Aim of the exercise
Every line below that contains the word "file" must be copied.

--- START ---

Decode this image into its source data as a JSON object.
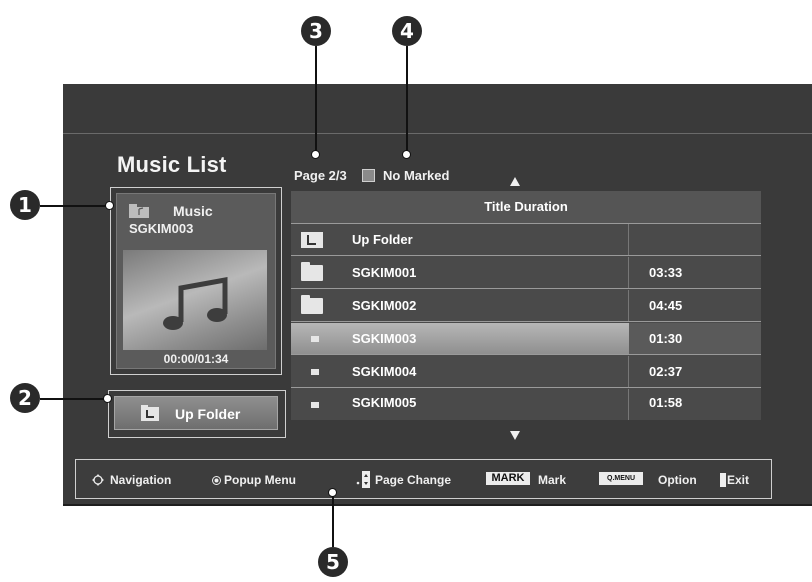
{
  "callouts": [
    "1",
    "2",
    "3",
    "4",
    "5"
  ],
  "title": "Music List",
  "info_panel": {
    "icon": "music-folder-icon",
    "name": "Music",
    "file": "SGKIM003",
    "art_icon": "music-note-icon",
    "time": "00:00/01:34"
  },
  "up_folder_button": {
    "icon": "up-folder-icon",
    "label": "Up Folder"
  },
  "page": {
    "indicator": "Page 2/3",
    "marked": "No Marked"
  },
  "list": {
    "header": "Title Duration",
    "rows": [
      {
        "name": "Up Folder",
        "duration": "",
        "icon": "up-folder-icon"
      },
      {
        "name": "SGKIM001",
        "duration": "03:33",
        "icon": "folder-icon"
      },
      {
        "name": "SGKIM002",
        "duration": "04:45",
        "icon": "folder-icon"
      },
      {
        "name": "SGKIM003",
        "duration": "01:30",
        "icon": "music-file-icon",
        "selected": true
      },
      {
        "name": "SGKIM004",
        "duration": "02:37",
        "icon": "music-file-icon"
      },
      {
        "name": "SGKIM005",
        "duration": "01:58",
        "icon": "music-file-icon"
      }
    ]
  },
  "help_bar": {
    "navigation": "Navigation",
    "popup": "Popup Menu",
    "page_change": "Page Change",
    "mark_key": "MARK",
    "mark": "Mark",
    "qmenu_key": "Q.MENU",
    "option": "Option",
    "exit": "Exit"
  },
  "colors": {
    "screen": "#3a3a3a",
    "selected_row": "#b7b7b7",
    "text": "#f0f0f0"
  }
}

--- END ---
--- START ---

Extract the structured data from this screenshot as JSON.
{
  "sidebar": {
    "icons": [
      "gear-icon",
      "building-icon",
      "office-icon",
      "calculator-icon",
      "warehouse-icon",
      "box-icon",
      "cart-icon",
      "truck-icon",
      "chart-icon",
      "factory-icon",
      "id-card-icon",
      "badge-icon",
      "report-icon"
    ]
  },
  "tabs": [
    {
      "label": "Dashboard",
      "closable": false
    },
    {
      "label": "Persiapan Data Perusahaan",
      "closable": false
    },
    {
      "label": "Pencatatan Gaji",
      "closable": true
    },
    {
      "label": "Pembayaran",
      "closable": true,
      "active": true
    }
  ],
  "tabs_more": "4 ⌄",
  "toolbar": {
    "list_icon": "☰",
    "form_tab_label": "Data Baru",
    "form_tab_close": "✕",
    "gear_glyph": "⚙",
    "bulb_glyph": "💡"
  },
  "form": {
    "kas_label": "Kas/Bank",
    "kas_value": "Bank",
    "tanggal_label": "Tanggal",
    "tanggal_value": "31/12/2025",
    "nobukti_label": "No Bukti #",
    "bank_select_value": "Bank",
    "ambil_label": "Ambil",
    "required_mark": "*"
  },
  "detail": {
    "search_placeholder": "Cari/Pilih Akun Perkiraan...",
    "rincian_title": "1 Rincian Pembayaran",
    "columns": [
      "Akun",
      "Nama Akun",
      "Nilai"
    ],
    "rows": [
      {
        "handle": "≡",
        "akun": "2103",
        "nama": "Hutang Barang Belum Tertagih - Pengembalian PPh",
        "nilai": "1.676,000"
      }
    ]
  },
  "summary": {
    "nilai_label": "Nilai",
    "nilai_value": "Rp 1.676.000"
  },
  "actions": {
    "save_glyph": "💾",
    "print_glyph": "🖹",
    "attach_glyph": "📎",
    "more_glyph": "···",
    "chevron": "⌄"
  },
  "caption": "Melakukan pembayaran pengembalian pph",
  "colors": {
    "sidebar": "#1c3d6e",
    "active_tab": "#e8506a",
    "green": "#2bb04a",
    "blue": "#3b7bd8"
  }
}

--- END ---

Response below
    "file": "SGKIM003",
        "icon": "music-file-icon",
        "icon": "music-file-icon"
        "icon": "music-file-icon"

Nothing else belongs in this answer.